Morning News Briefing
Written by Dan Fischer on May 6, 2020
National Grid is issuing a warning to customers about a new telephone scam.
The utility says people have been getting calls from scammers claiming to be representatives of National Grid.
The scammers then threaten to shut off your electricity unless customers agree to make immediate payments using a prepaid debit card or money transfer.
You should know that National Grid has suspended all collection activity during the coronavirus shutdown.
The company says if you get a call you think is suspicious, hang up
A construction project worth about $3-million has been proposed for a site on Route 77 near Route 5 in Pembroke.
The project seeks about $616,000in various tax breaks from Genesee County.
What is proposed is a 3-story building consisting of 17 one and two bedroom apartments on the upper floors with commercial space and parking on the ground floor.

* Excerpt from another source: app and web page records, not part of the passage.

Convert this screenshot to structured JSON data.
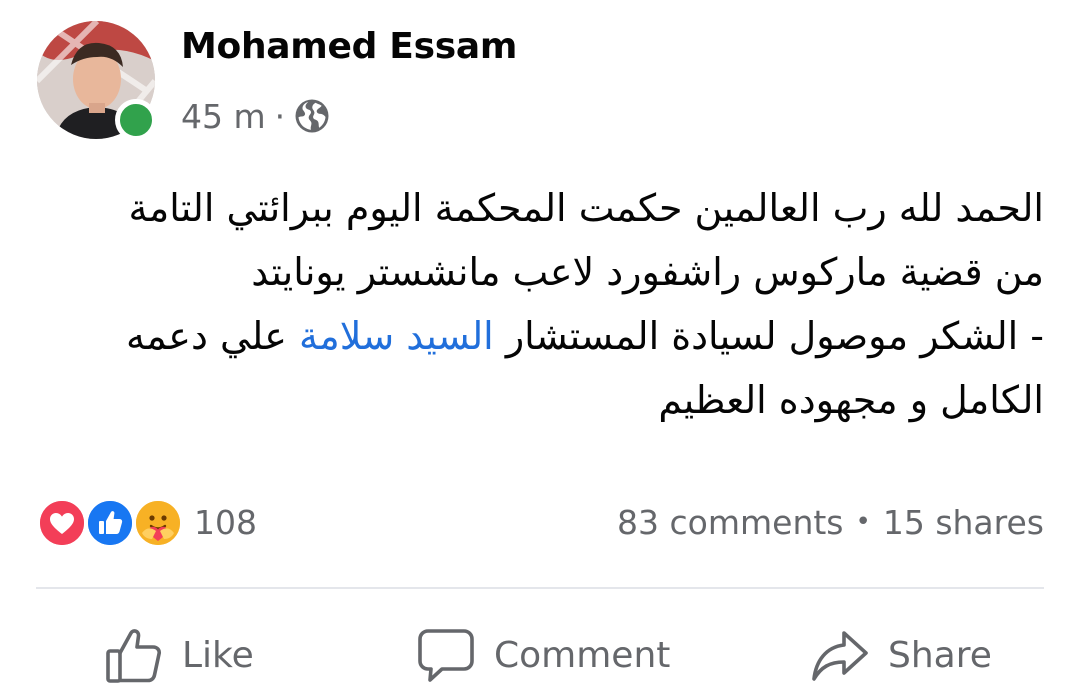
{
  "post": {
    "author_name": "Mohamed Essam",
    "timestamp": "45 m",
    "separator": "·",
    "privacy_icon": "globe-icon",
    "online": true,
    "text_lines": {
      "line1": "الحمد لله رب العالمين حكمت المحكمة اليوم ببرائتي التامة",
      "line2": "من قضية ماركوس راشفورد لاعب مانشستر يونايتد",
      "line3_before": "- الشكر موصول لسيادة المستشار ",
      "line3_mention": "السيد سلامة",
      "line3_after": " علي دعمه",
      "line4": "الكامل و مجهوده العظيم"
    }
  },
  "engagement": {
    "reaction_icons": [
      "love-reaction-icon",
      "like-reaction-icon",
      "care-reaction-icon"
    ],
    "reaction_count": "108",
    "comments": "83 comments",
    "dot": "•",
    "shares": "15 shares"
  },
  "actions": {
    "like_label": "Like",
    "comment_label": "Comment",
    "share_label": "Share"
  },
  "colors": {
    "mention": "#216fdb",
    "muted_text": "#65676b",
    "online": "#31a24c",
    "like_blue": "#1877f2",
    "love_red": "#f33e58",
    "care_yellow": "#f7b125"
  }
}
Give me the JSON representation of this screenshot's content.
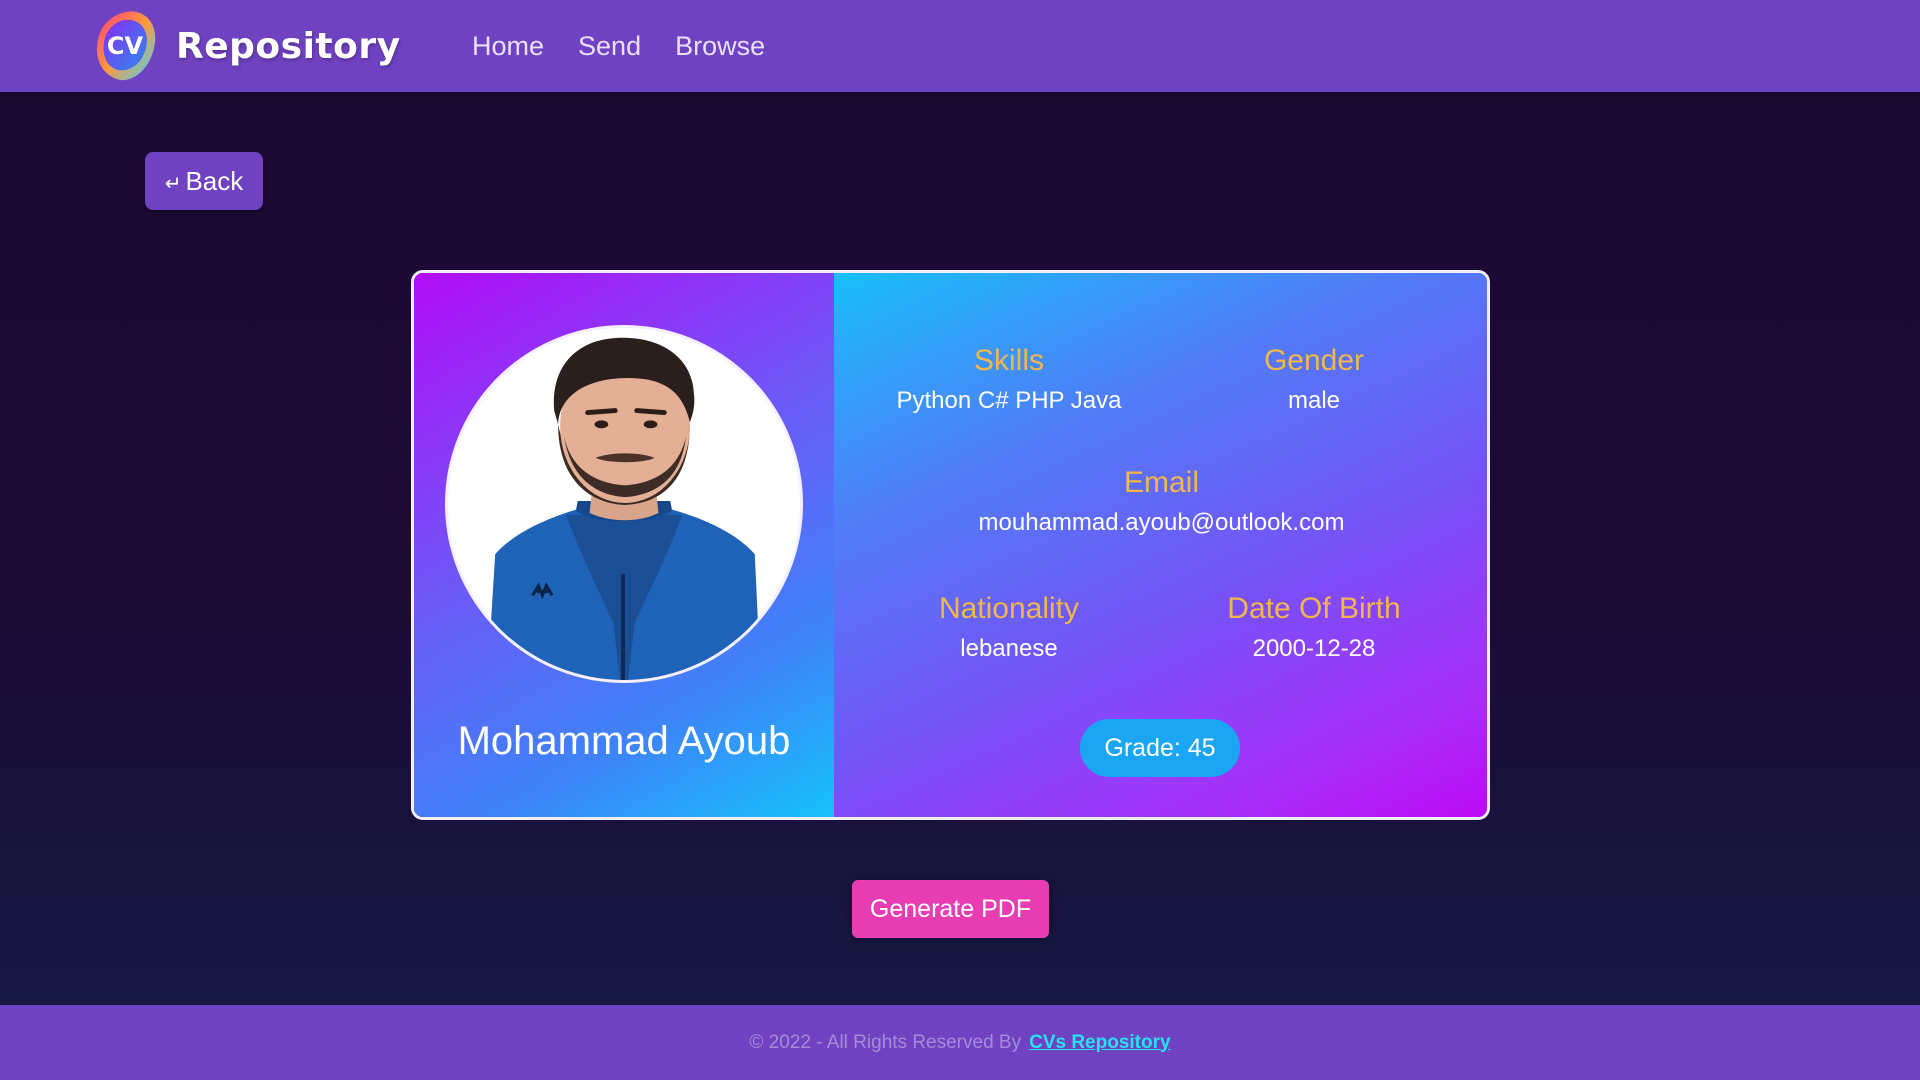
{
  "navbar": {
    "brand": "Repository",
    "logo_text": "CV",
    "links": [
      "Home",
      "Send",
      "Browse"
    ]
  },
  "back_button": {
    "icon": "return-arrow-icon",
    "label": "Back"
  },
  "profile": {
    "name": "Mohammad Ayoub",
    "skills_label": "Skills",
    "skills": "Python C# PHP Java",
    "gender_label": "Gender",
    "gender": "male",
    "email_label": "Email",
    "email": "mouhammad.ayoub@outlook.com",
    "nationality_label": "Nationality",
    "nationality": "lebanese",
    "dob_label": "Date Of Birth",
    "dob": "2000-12-28",
    "grade": "Grade: 45"
  },
  "pdf_button": "Generate PDF",
  "footer": {
    "text": "© 2022 - All Rights Reserved By",
    "link": "CVs Repository"
  },
  "colors": {
    "primary": "#6f42c1",
    "label_gold": "#f2b64a",
    "pdf_pink": "#e83cb2",
    "grade_blue": "#1aa6f2",
    "footer_link": "#29e0ef"
  }
}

The developer of the project is is J and R Fancher Holdings of Akron.
The building is proposed for the Buffalo East Technology Park not far from the Yancy’s Fancy factory in Pembroke.
The Genesee County Economic Development Center board considers the tax incentives at its meeting tomorrow afternoon.
The Batavia City School Board has delayed the adoption of next year’s school budget.
The board put off action on the budget for two weeks to buy some time to learn what state aid the district can expect.
In trying to close a $1.6-million budget gap, the district has eliminated 30 jobs including some teacher positions.
It looks like New York State voters will get to take part in a Democratic presidential primary after all.
A federal judge has ruled that the primary must happen June 23rd after declaring its cancellation unconstitutional.
The primary was originally scrapped due to concerns over the coronavirus, but the judge said there’s plenty of time left to figure out how to hold it safely.
Governor Cuomo says remote learning could become a permanent part of life for New York students.
Kids and teachers have been taking part in online classes since March after they were removed from schools in an effort to slow the spread of coronavirus.
The governor said yesterday the state is looking into how to improve remote learning in the future and has teamed up with the Bill and Melinda Gates Foundation to come up with ideas